Tube trains standing idle at Upminster in Essex during the 2010 Tube strike / John Stillwell/PA Wire

A 24-hour strike by thousands of London Underground workers will go ahead from Sunday evening after hopes of a peace deal over job losses collapsed today.

The Rail Maritime and Transport union (RMT) and the Transport Salaried Staffs Association (TSSA) said their members will walk out at 6.30pm on Sunday, threatening travel chaos for commuters and other passengers.

It will be the fourth 24-hour stoppage in recent weeks in a worsening row over 800 job losses in ticket offices.

Talks at the conciliation service Acas ended last night without a breakthrough and union leaders said today they had effectively broken down, ending any hopes of a last minute deal.

London's mayor and Transport for London (TfL) set out a range of transport measures that will supplement Tube services to help people travel around the capital, including 100 extra buses and capacity for around 10,000 more journeys on the River Thames.

London Underground (LU) said it ran 40% of its normal services during the strike on November 3, rising to 50% for large parts of the day, carrying around half its normal passenger numbers.
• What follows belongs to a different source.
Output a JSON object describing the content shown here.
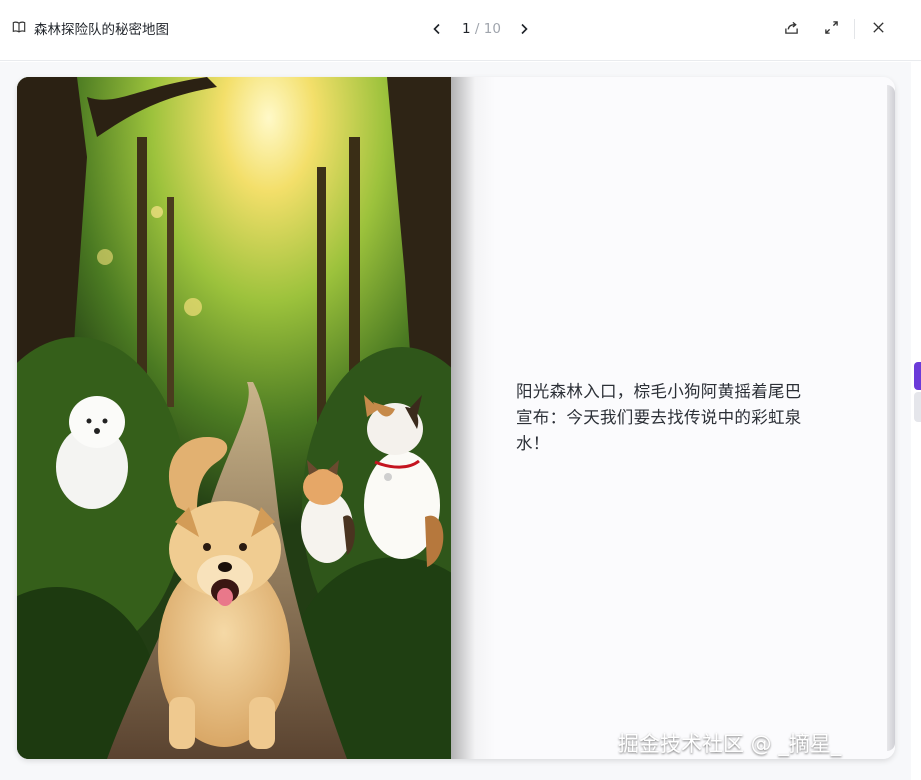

RMT general secretary Bob Crow accused the company of "intransigence" after the union offered to suspend industrial action if management agreed to review the job cuts and their impact on stations.

He said there were fresh delays on the Circle and District lines this morning, adding: "The unprecedented and continuing chaos on the Tube has hit services again as the combined impact of maintenance cuts and failing infrastructure is rammed home.

"This daily crisis will only get worse unless there is an immediate halt to the cuts programme and urgent top-level talks with the unions to map a way forward from this chaos."

The TSSA detailed a list of 10 incidents where it claimed Tube trains stopped at closed stations during strikes and wrongly allowed passengers to "wander off" before the driver realised he should have kept the carriage doors shut.

The worst incident was at Canada Water during the second strike on October 4 when the union claimed that up to 40 passengers found themselves locked in the station for 40 minutes after leaving their Tube train which should not have stopped.

They eventually found a stairway that led up to the local bus garage, said TSSA.

"We are very concerned about the safety implications of passengers being left stranded at locked and unmanned stations," said general secretary Gerry Doherty.

"We are highlighting the problem today because we do not want to see any repetition of those incidents during Monday's walkout.

"It is high time that the mayor got a firm grip on which stations are open and which stations are closed during the strikes.

"We have given him enough notice of these walkouts, which allows him to run a limited service with passengers being told quite clearly which stations are closed and where passengers should clearly not be allowed to exit those trains."

TfL said it "condemned" the leaderships of the TSSA and RMT, saying they had "scuppered" productive talks and walked away from an offer of a further six weeks to review its staffing plans.

Howard Collins, chief operating officer of LU, said: "We have been consulting with the union leaderships for six whole months to try to establish what specific safety concerns they may have. We yesterday offered a further six weeks to discuss our plans and to see if there are any local issues which need to be addressed. Despite this offer, the leaders of the TSSA and RMT have demonstrated once again that their only interest is in disrupting Londoners - despite the fact that over half of the post reductions have already been achieved through voluntary redundancy and natural wastage.

"If they are serious about resolving this issue, they should call off their totally unnecessary strike immediately. We will talk to them right now on any genuine safety issues they have. We want an end to this dispute and believe that a resolution will be only achieved through talks, not by further threats to disrupt London."

Mayor Boris Johnson, said: "I feel sure that the defiance and contempt Londoners have shown for the previous futile strike action will be evident once more. The leaderships of the TSSA and RMT may well cause inconvenience through their stubborn refusal to face facts, but we are determined to keep the capital moving by all means available to us. London will not be beaten."

Transport Commissioner Peter Hendy said: "London Underground has been ready and willing to discuss any safety concerns which the RMT and TSSA leaderships may have had since these proposals were announced at the start of March. We remain willing to discuss these at any time.

"The fact is that the TSSA and RMT leaderships are not facing reality, and are determined to inconvenience Londoners by striking over post reductions, many of which have already happened.

"More than half of the 800 post reductions have been achieved - 150 management and administrative staff have taken voluntary severance, and 300 vacant stations posts will not be filled. When it is introduced in February the new LU staffing structure will mean every station will continue to be staffed and every station with a ticket office now will still have one. The Tube's excellent safety standards will be maintained and not one member of staff will have faced compulsory redundancy."

Katja Hall, CBI director of employment policy, said: "It is disappointing that this dispute could not be resolved at Acas, which means that Londoners will suffer travel disruption for the fourth time in as many months.

"This is a big disruption caused by a small union minority. As the law stands, strikes are often decided by a tiny turnout of the workforce. In this case, just 33% of balloted members supported the strike, only 17% of the total London Underground workforce.

"The CBI is calling for changes to the law to ensure that strikes can only go ahead if 40% of those balloted, as well as a simple majority of those voting, support the action."